The book has 7 short sections — the entire book is only 81 pages including an Introduction and a Glossary.
Moving Beyond Childish and Adolescent Approaches to Life and Truth
Childhood is marked by dependence and “the presumption of dependence is eminently realistic and useful.” [p.17] But when adults remain in a dependent state, they conceive of the idea of “God-Apart.” Basically, exoteric religion is adults wanting no responsibility and craving dependence. “The sense of dependence initiates the growing sense of separate and separated self … At the conventional level of the life-functions themselves, there is a need for such functional practical differentiation — but the implications in the place of consciousness are the cause of an unnatural adventure of suffering and seeking-in-dilemma.” [p.17] The Jungian in me has a difficult time with this, although I may be using incompatible definitions for similar terms. Differentiation of the self, or development of the ego, is an absolutely necessary act both in terms of external life and our psychic health. This departure from Oneness and then journey back to Oneness is our inevitable path in life and while it has the side effects of struggle and suffering, we would not be human if we did not undergo it.
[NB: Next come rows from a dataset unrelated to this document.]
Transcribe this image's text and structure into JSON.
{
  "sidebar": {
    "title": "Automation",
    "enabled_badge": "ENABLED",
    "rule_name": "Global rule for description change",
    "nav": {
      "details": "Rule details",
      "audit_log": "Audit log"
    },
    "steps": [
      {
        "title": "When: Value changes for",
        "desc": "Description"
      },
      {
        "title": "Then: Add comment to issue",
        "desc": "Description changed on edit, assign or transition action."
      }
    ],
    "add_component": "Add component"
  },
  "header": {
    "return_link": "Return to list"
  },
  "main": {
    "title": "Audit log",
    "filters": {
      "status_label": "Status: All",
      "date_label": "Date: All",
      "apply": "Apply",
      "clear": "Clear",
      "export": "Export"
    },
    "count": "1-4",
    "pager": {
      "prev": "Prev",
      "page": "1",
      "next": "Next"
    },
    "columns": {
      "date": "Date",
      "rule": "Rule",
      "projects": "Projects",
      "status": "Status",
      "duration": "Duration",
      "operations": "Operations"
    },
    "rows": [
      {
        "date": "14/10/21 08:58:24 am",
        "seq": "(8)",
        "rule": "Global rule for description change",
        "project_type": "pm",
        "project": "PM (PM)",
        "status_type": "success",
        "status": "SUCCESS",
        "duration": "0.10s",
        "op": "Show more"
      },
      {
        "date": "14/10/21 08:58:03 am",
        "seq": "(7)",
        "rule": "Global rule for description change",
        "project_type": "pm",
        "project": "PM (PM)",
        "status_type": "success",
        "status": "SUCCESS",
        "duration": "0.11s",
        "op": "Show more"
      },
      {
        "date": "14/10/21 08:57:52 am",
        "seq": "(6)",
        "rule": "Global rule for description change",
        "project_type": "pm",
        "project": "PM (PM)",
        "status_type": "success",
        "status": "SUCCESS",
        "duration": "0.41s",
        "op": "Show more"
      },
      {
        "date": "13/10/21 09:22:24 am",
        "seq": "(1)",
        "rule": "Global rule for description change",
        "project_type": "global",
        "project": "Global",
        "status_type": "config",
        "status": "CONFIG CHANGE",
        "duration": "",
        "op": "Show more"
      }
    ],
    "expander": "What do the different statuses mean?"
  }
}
The transition from childhood to maturity is adolescence and “perhaps the majority of ‘civilized’ human beings are occupied with the concerns of this transition most of their lives.” [p.18] This stage is marked by a sense of dilemma imposed by the presumption of separateness inevitably inherited from childhood. The dilemma is between the mutually exclusive impulses towards independence and dependence. Adolescence is the origin of the “conscious mind” but this is a “strategic version of mind” and has as its foundation life-as-dilemma. As such, “[a]dolesence is an eternally failed condition, an irrevocable double-bind.” [p.19] “Traditional Spirituality” is an attempted balance between these adolescent extremes. The separate self (and it’s desire for success, fulfillment, and immortality) then sees everything — including the idea of God — as a potential opposite and problem. Sin then enters the picture as the separate self looks to “conditionally manifested things” as the hope for peace.
“Real and true human maturity” results in an undermining of the separateness of self and a return “to the Condition of Truth” in which there is no separate “self” and nothing outside “God.” For a mature person, “all that is manifest, and all that is unmanifest — all universes, conditions, beings, states, and things, all that is ‘within’ and all that is ‘without,’ all that is visible and all that is invisible, all that is ‘here’ and all that is ‘there,’ all dimensions of space-time and All that is Prior to space-time” [p.22] are included in “God” or in “Absolute Reality.”
“This mature phase of life requires, as its ongoing foundation, the most fundamental understanding of the egoic self … [and is] characterized not by the usual religious and Spiritual ‘solutions,’ but by no-seeking, no-dilemma …” [p.23] This is very Jungian and very Zen-ian.